Copy the records exactly, leaving out every picture.

[Saved entries]
■ ■ ■ ■ ■ ■ ■

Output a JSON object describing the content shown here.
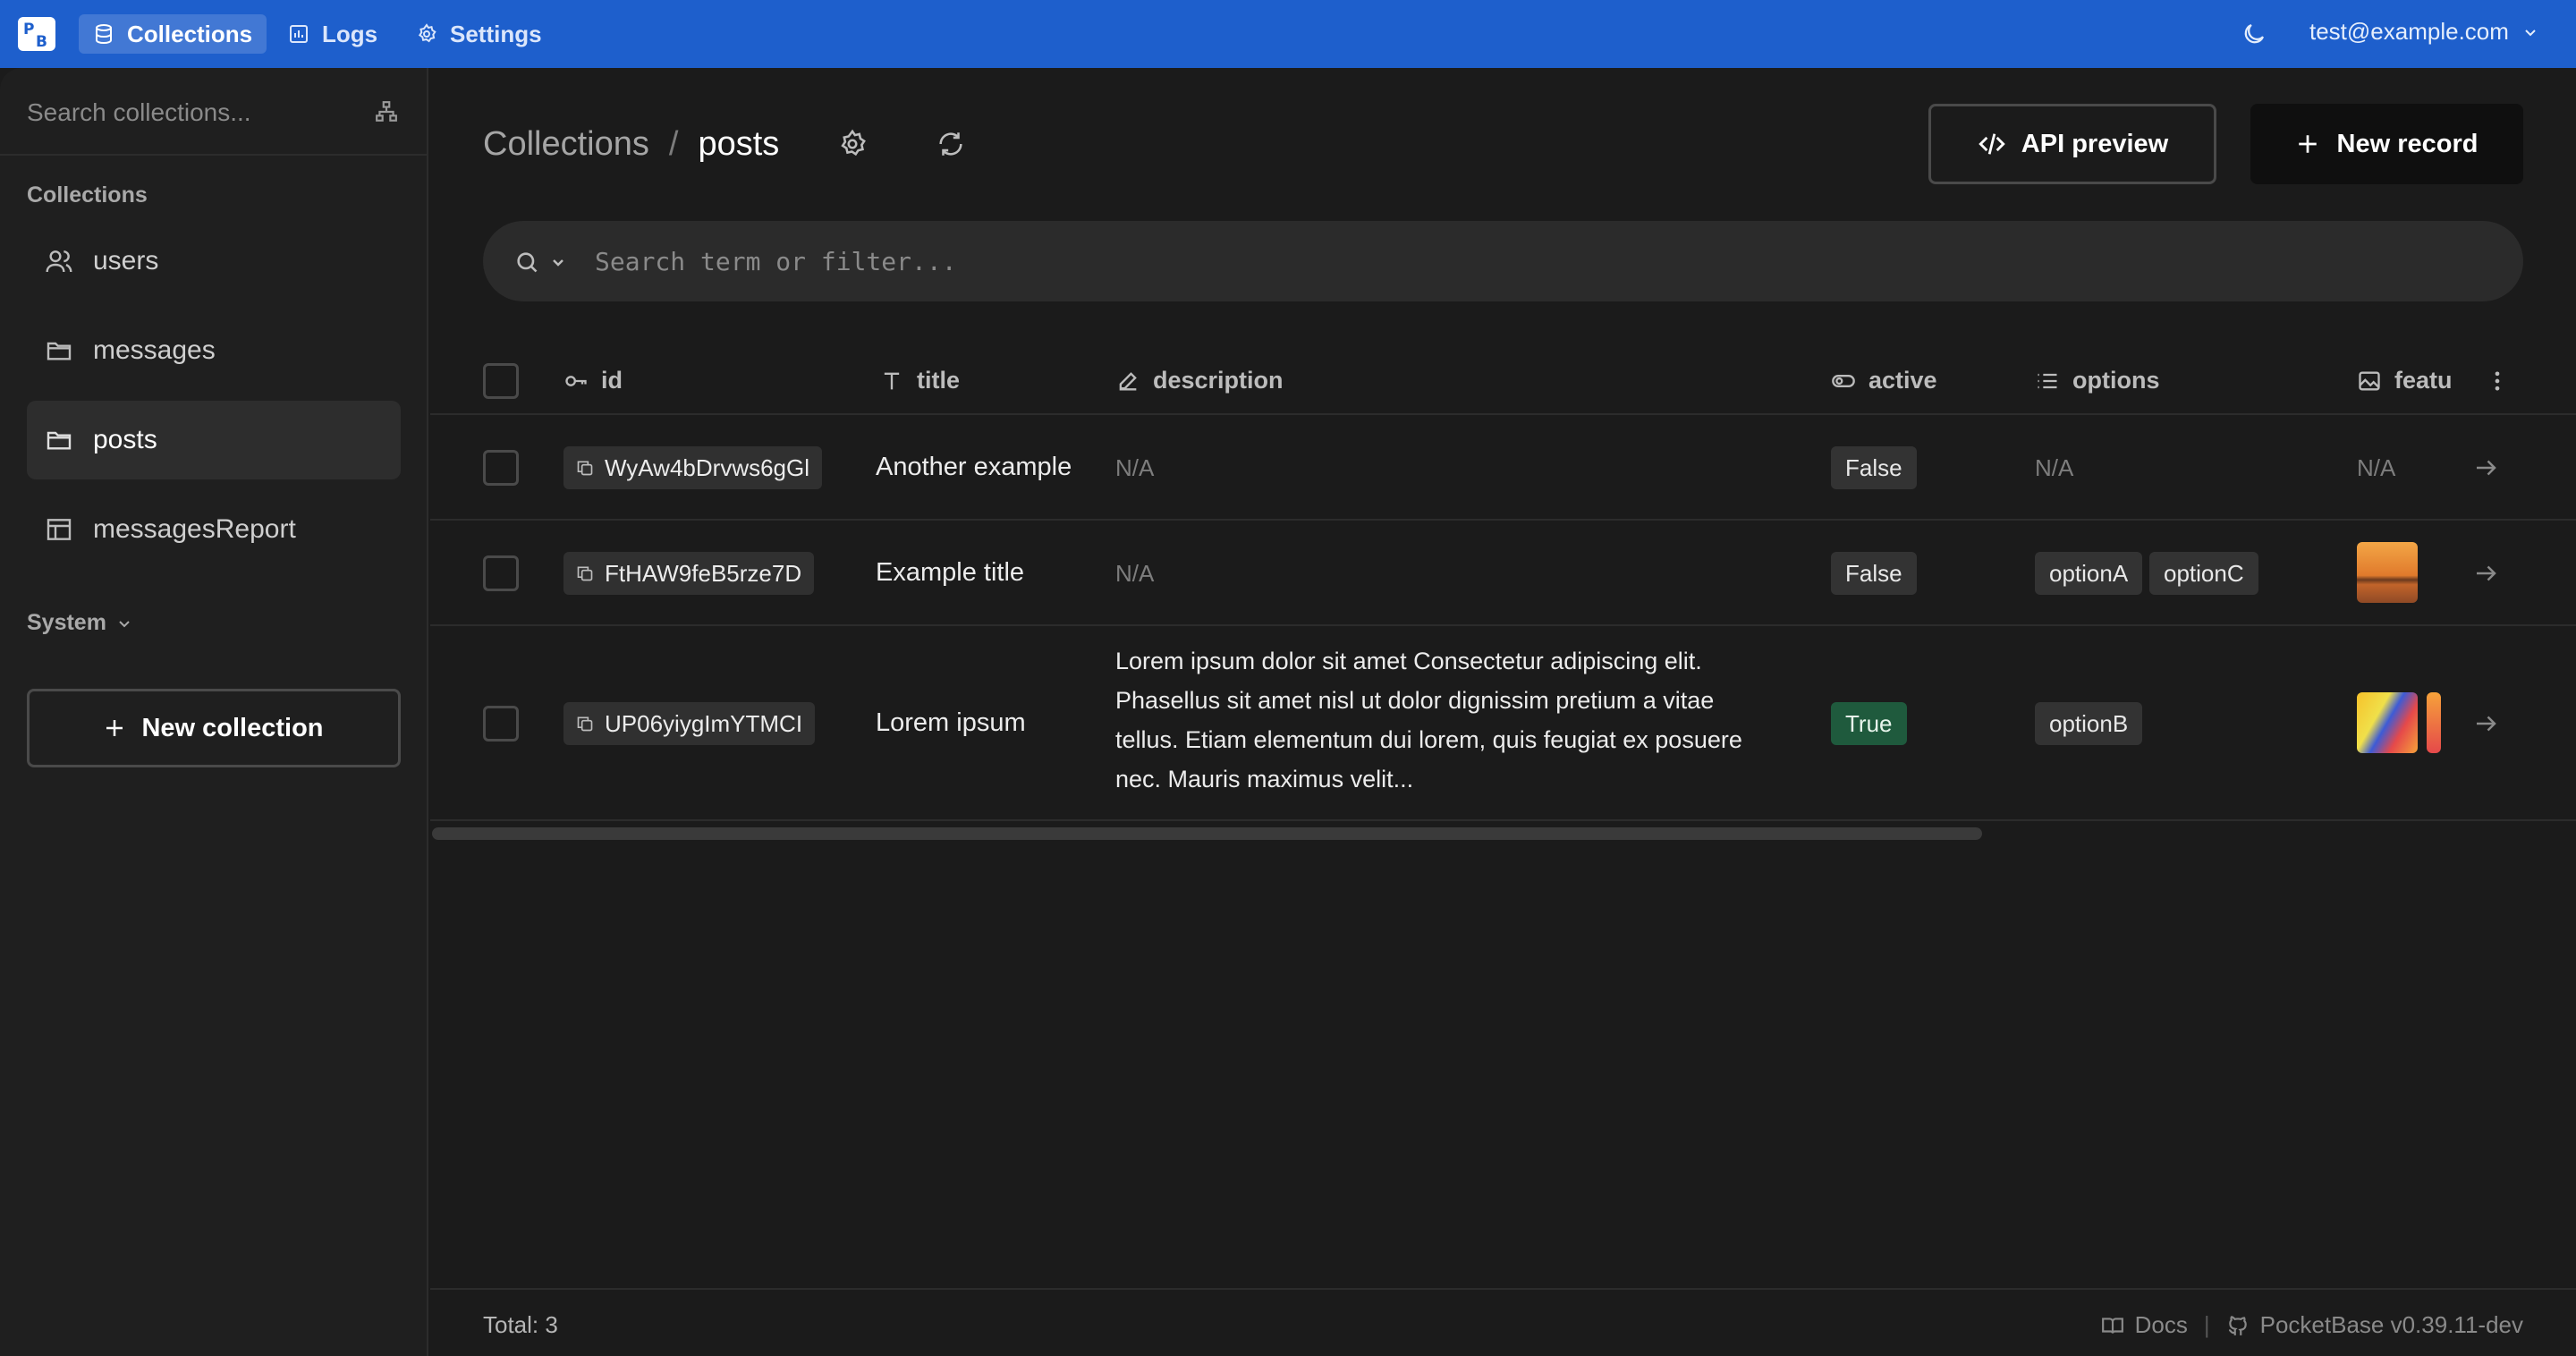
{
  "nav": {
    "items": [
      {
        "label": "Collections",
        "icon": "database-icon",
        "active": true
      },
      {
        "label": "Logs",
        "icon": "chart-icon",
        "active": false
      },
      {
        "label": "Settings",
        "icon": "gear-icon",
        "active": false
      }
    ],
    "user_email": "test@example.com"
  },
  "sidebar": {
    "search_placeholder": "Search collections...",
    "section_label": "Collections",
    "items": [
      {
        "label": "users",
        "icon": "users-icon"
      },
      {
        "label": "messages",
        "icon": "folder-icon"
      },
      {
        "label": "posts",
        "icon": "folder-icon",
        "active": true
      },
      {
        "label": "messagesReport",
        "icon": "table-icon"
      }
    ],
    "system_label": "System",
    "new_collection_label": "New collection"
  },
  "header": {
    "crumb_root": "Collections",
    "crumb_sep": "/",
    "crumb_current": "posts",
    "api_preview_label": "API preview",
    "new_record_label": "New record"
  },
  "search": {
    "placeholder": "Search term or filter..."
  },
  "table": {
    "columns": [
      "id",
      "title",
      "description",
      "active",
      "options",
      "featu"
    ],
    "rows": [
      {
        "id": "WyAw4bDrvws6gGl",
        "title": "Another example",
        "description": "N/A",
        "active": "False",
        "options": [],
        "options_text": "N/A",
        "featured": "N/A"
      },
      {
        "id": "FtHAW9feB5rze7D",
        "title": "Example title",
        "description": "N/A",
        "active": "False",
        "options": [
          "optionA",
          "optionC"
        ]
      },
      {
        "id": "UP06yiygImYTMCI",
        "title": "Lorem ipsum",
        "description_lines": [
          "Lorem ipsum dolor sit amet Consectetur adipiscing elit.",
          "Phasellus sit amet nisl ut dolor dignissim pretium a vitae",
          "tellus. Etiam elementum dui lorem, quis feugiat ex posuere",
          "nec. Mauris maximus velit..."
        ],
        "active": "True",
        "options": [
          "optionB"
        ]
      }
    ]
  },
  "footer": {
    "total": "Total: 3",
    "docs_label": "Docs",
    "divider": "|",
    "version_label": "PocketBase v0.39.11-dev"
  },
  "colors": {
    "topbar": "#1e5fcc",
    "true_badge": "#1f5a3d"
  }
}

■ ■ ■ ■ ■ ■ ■

◆ EXERCISE RESPONSE ◆
Output a JSON object describing the content shown here.
{
  "nav": {
    "items": [
      {
        "label": "Collections",
        "icon": "database-icon",
        "active": true
      },
      {
        "label": "Logs",
        "icon": "chart-icon",
        "active": false
      },
      {
        "label": "Settings",
        "icon": "gear-icon",
        "active": false
      }
    ],
    "user_email": "test@example.com"
  },
  "sidebar": {
    "search_placeholder": "Search collections...",
    "section_label": "Collections",
    "items": [
      {
        "label": "users",
        "icon": "users-icon"
      },
      {
        "label": "messages",
        "icon": "folder-icon"
      },
      {
        "label": "posts",
        "icon": "folder-icon",
        "active": true
      },
      {
        "label": "messagesReport",
        "icon": "table-icon"
      }
    ],
    "system_label": "System",
    "new_collection_label": "New collection"
  },
  "header": {
    "crumb_root": "Collections",
    "crumb_sep": "/",
    "crumb_current": "posts",
    "api_preview_label": "API preview",
    "new_record_label": "New record"
  },
  "search": {
    "placeholder": "Search term or filter..."
  },
  "table": {
    "columns": [
      "id",
      "title",
      "description",
      "active",
      "options",
      "featu"
    ],
    "rows": [
      {
        "id": "WyAw4bDrvws6gGl",
        "title": "Another example",
        "description": "N/A",
        "active": "False",
        "options": [],
        "options_text": "N/A",
        "featured": "N/A"
      },
      {
        "id": "FtHAW9feB5rze7D",
        "title": "Example title",
        "description": "N/A",
        "active": "False",
        "options": [
          "optionA",
          "optionC"
        ]
      },
      {
        "id": "UP06yiygImYTMCI",
        "title": "Lorem ipsum",
        "description_lines": [
          "Lorem ipsum dolor sit amet Consectetur adipiscing elit.",
          "Phasellus sit amet nisl ut dolor dignissim pretium a vitae",
          "tellus. Etiam elementum dui lorem, quis feugiat ex posuere",
          "nec. Mauris maximus velit..."
        ],
        "active": "True",
        "options": [
          "optionB"
        ]
      }
    ]
  },
  "footer": {
    "total": "Total: 3",
    "docs_label": "Docs",
    "divider": "|",
    "version_label": "PocketBase v0.39.11-dev"
  },
  "colors": {
    "topbar": "#1e5fcc",
    "true_badge": "#1f5a3d"
  }
}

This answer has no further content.